(RECORDS TO PROCESS Opens)

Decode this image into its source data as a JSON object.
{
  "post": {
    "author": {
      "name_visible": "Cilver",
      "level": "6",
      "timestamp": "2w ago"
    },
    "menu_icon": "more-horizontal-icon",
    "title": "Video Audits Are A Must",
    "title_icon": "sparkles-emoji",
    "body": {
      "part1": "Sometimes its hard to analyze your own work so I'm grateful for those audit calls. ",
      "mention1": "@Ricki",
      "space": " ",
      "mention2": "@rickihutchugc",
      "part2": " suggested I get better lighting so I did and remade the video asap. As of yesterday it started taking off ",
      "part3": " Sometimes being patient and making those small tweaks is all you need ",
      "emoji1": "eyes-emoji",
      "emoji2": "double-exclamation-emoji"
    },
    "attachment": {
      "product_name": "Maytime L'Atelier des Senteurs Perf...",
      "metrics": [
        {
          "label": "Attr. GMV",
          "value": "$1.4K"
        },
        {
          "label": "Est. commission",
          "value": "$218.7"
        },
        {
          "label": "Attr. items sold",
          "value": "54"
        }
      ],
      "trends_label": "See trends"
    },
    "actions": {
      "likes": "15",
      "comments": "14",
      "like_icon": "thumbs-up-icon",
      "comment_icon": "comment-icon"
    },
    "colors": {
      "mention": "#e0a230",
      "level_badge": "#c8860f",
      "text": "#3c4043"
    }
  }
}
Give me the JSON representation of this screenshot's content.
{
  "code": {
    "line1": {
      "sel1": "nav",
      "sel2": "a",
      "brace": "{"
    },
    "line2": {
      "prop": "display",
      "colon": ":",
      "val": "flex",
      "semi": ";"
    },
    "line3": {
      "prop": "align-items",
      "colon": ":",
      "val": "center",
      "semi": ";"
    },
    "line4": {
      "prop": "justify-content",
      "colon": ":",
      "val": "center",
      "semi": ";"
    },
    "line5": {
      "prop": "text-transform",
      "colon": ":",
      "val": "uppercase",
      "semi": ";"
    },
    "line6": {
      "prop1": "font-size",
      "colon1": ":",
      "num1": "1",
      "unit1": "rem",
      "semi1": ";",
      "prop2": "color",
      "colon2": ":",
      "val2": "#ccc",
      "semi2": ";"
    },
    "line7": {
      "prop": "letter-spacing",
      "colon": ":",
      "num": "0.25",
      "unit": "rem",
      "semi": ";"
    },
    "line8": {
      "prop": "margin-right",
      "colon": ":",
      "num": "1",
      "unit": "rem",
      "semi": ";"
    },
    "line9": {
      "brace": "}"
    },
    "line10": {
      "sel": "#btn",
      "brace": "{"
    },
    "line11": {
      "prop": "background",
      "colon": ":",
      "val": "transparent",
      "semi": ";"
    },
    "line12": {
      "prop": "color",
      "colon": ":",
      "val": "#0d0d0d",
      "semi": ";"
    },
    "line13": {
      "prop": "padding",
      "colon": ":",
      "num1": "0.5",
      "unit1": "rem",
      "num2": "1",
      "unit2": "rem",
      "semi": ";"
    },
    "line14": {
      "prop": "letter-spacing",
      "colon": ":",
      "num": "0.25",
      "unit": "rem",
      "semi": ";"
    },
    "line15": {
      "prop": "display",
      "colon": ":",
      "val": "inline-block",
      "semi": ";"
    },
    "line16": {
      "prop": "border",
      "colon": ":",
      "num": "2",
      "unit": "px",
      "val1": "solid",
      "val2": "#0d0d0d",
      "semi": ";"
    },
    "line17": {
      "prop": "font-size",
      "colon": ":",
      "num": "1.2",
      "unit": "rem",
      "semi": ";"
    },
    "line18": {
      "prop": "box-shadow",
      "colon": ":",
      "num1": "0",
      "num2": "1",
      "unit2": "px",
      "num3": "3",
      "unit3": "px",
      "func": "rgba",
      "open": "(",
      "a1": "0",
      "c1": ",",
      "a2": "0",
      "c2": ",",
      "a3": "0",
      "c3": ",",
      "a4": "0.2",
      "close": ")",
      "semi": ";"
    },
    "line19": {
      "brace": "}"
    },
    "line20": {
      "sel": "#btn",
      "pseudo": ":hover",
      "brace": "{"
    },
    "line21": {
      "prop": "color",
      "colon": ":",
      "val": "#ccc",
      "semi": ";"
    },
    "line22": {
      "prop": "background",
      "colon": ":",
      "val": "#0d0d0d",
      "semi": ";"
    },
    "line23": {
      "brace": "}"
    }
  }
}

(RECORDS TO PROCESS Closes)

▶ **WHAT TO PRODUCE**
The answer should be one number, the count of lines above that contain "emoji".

▶ **WRITTEN ANSWER**
3